Nothing but a number should be given: how many lines in the entries below include the string "Choose".
• • • •
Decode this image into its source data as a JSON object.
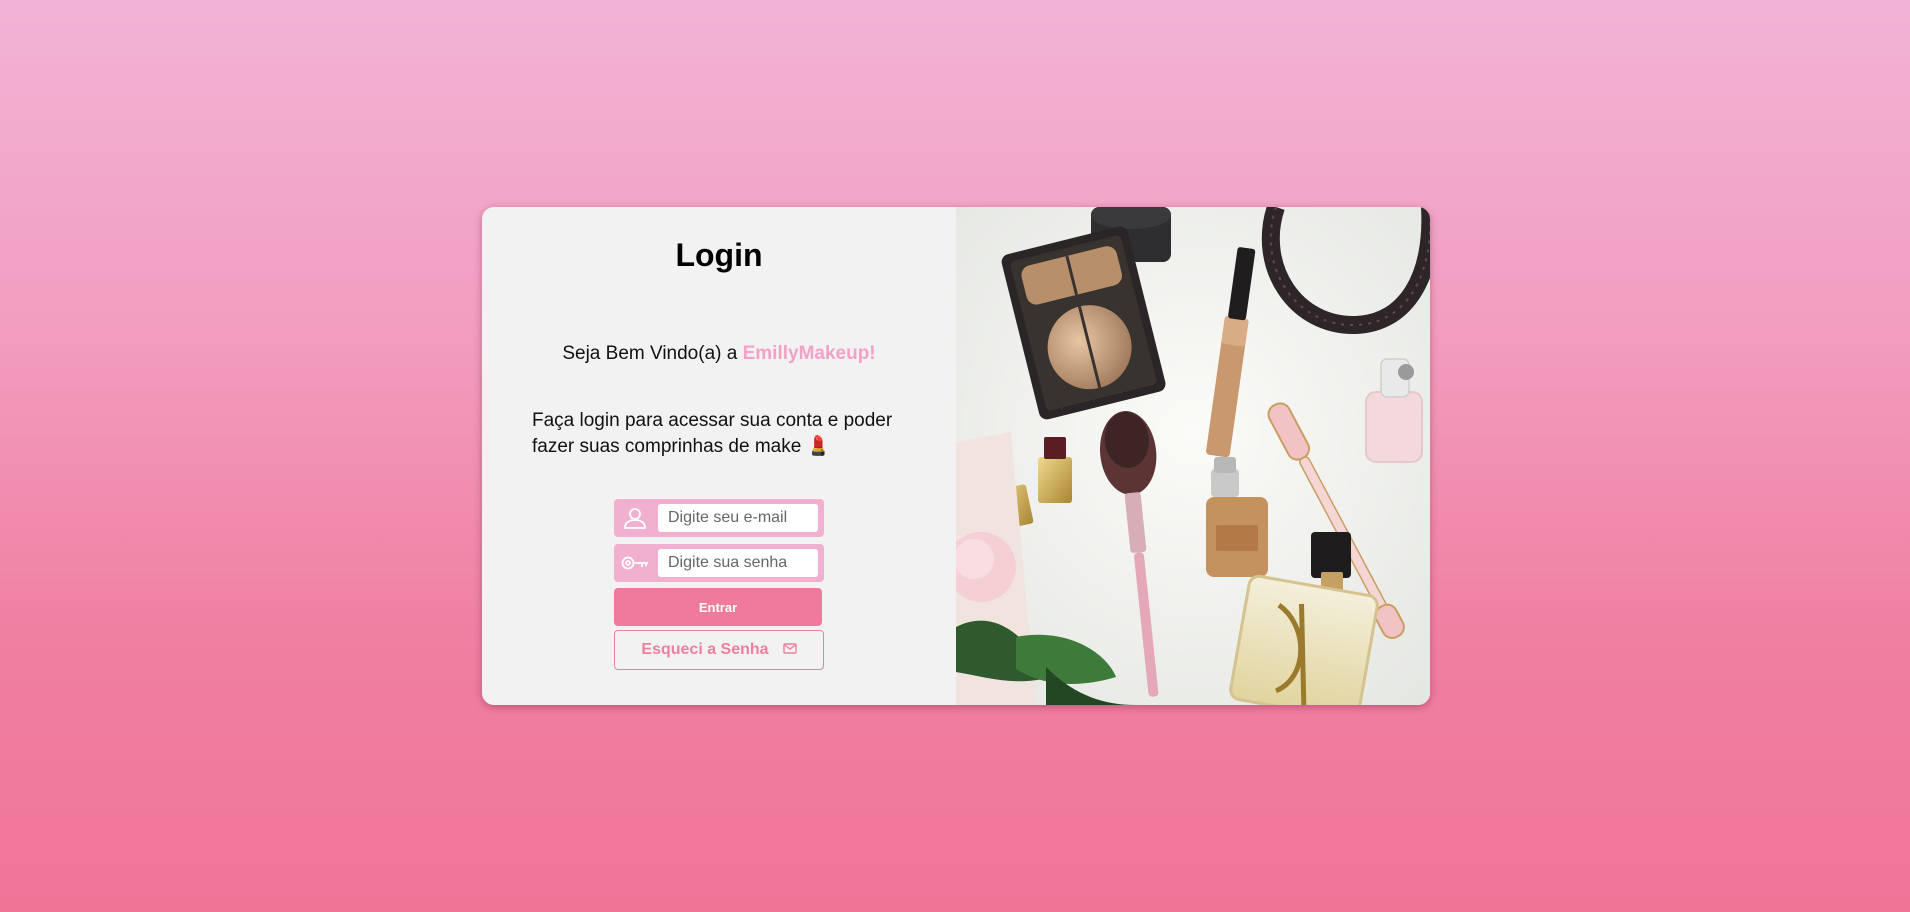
{
  "login": {
    "title": "Login",
    "welcome_prefix": "Seja Bem Vindo(a) a ",
    "brand": "EmillyMakeup!",
    "description": "Faça login para acessar sua conta e poder fazer suas comprinhas de make 💄",
    "email_placeholder": "Digite seu e-mail",
    "password_placeholder": "Digite sua senha",
    "submit_label": "Entrar",
    "forgot_label": "Esqueci a Senha"
  },
  "icons": {
    "email_field": "user-icon",
    "password_field": "key-icon",
    "forgot_button": "mail-icon"
  },
  "colors": {
    "brand": "#f2a1c9",
    "field_bg": "#f2b0d1",
    "button": "#f07a9c"
  }
}
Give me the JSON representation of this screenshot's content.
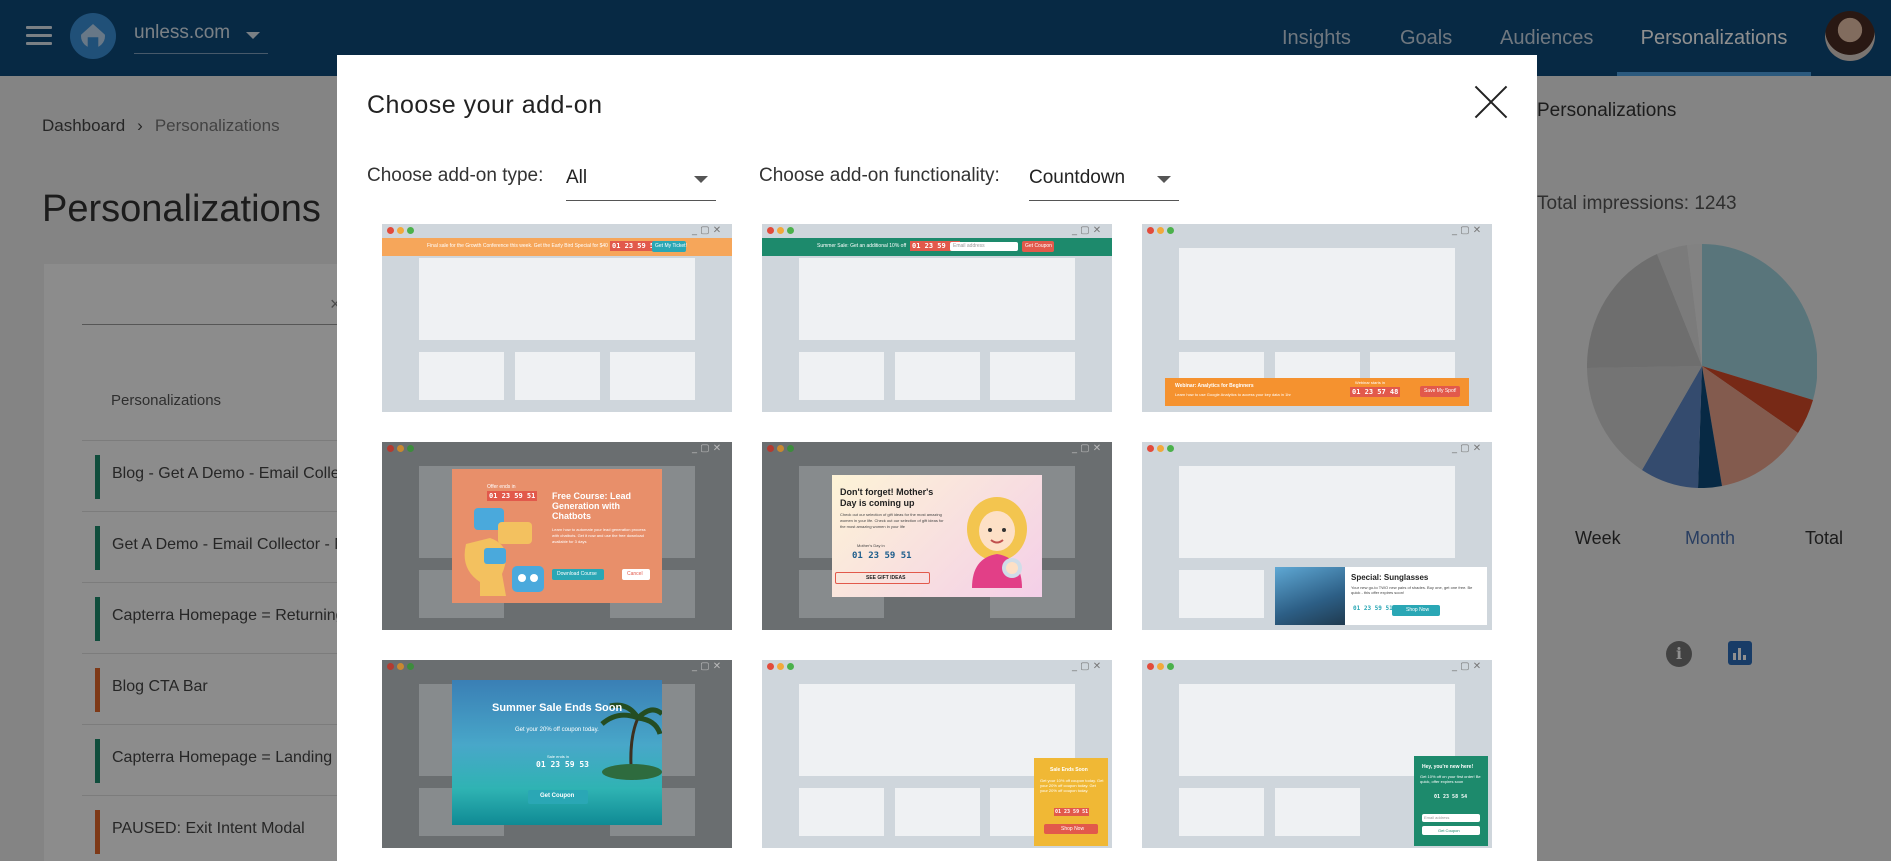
{
  "topbar": {
    "site": "unless.com",
    "nav": [
      "Insights",
      "Goals",
      "Audiences",
      "Personalizations"
    ],
    "active_nav": "Personalizations"
  },
  "breadcrumb": {
    "home": "Dashboard",
    "current": "Personalizations"
  },
  "page": {
    "title": "Personalizations",
    "card_close": "×",
    "column_header": "Personalizations",
    "rows": [
      {
        "label": "Blog - Get A Demo - Email Collec",
        "color": "#1d8a6c"
      },
      {
        "label": "Get A Demo - Email Collector - N",
        "color": "#1d8a6c"
      },
      {
        "label": "Capterra Homepage = Returning",
        "color": "#1d8a6c"
      },
      {
        "label": "Blog CTA Bar",
        "color": "#e0662a"
      },
      {
        "label": "Capterra Homepage = Landing P",
        "color": "#1d8a6c"
      },
      {
        "label": "PAUSED: Exit Intent Modal",
        "color": "#e0662a"
      }
    ]
  },
  "right_panel": {
    "title": "Personalizations",
    "total": "Total impressions: 1243",
    "tabs": [
      "Week",
      "Month",
      "Total"
    ],
    "active_tab": "Month",
    "info_icon": "i"
  },
  "modal": {
    "title": "Choose your add-on",
    "type_label": "Choose add-on type:",
    "type_value": "All",
    "func_label": "Choose add-on functionality:",
    "func_value": "Countdown"
  },
  "thumbs": {
    "bar1": "Final sale for the Growth Conference this week. Get the Early Bird Special for $40",
    "bar1_btn": "Get My Ticket!",
    "bar2": "Summer Sale: Get an additional 10% off",
    "bar2_input": "Email address",
    "bar2_btn": "Get Coupon",
    "webinar_title": "Webinar: Analytics for Beginners",
    "webinar_sub": "Learn how to use Google Analytics to access your key data in 1hr",
    "webinar_starts": "Webinar starts in",
    "webinar_btn": "Save My Spot!",
    "course_offer": "Offer ends in",
    "course_title": "Free Course: Lead Generation with Chatbots",
    "course_body": "Learn how to automate your lead generation process with chatbots. Get it now and use the free download available for 3 days",
    "course_btn": "Download Course",
    "course_cancel": "Cancel",
    "mother_title": "Don't forget! Mother's Day is coming up",
    "mother_body": "Check out our selection of gift ideas for the most amazing women in your life. Check out our selection of gift ideas for the most amazing women in your life",
    "mother_label": "Mother's Day in",
    "mother_btn": "SEE GIFT IDEAS",
    "sun_title": "Special: Sunglasses",
    "sun_body": "Your new go-to TWO new pairs of shades. Buy one, get one free. Be quick - this offer expires soon!",
    "sun_btn": "Shop Now",
    "summer_title": "Summer Sale Ends Soon",
    "summer_sub": "Get your 20% off coupon today.",
    "summer_label": "Sale ends in",
    "summer_btn": "Get Coupon",
    "corner_title": "Sale Ends Soon",
    "corner_body": "Get your 10% off coupon today. Get your 20% off coupon today. Get your 20% off coupon today.",
    "corner_btn": "Shop Now",
    "hey_title": "Hey, you're new here!",
    "hey_body": "Get 10% off on your first order! Be quick, offer expires soon",
    "hey_input": "Email address",
    "hey_btn": "Get Coupon",
    "counter": "01 23 59 51",
    "counter_b": "01 23 59 53",
    "counter_c": "01 23 57 48",
    "counter_d": "01 23 58 54"
  }
}
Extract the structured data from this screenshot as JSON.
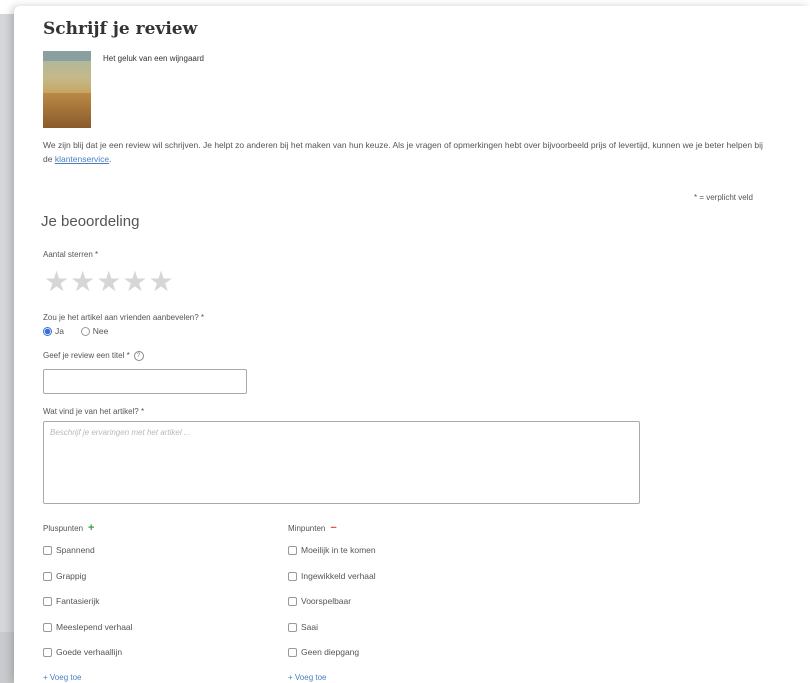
{
  "page": {
    "title": "Schrijf je review",
    "book_title": "Het geluk van een wijngaard",
    "intro_text": "We zijn blij dat je een review wil schrijven. Je helpt zo anderen bij het maken van hun keuze. Als je vragen of opmerkingen hebt over bijvoorbeeld prijs of levertijd, kunnen we je beter helpen bij de ",
    "intro_link": "klantenservice",
    "intro_end": ".",
    "required_note": "* = verplicht veld"
  },
  "form": {
    "section_title": "Je beoordeling",
    "stars_label": "Aantal sterren *",
    "stars_value": 0,
    "stars_max": 5,
    "recommend_label": "Zou je het artikel aan vrienden aanbevelen? *",
    "recommend_options": [
      "Ja",
      "Nee"
    ],
    "recommend_selected": "Ja",
    "title_label": "Geef je review een titel *",
    "title_value": "",
    "body_label": "Wat vind je van het artikel? *",
    "body_placeholder": "Beschrijf je ervaringen met het artikel ..."
  },
  "pluspunten": {
    "label": "Pluspunten",
    "items": [
      "Spannend",
      "Grappig",
      "Fantasierijk",
      "Meeslepend verhaal",
      "Goede verhaallijn"
    ],
    "add_label": "+ Voeg toe"
  },
  "minpunten": {
    "label": "Minpunten",
    "items": [
      "Moeilijk in te komen",
      "Ingewikkeld verhaal",
      "Voorspelbaar",
      "Saai",
      "Geen diepgang"
    ],
    "add_label": "+ Voeg toe"
  },
  "colors": {
    "link": "#4a7fc1",
    "plus": "#3aa33a",
    "minus": "#e05050",
    "star_empty": "#d6d6d6"
  }
}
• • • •
### ANSWER SPACE
3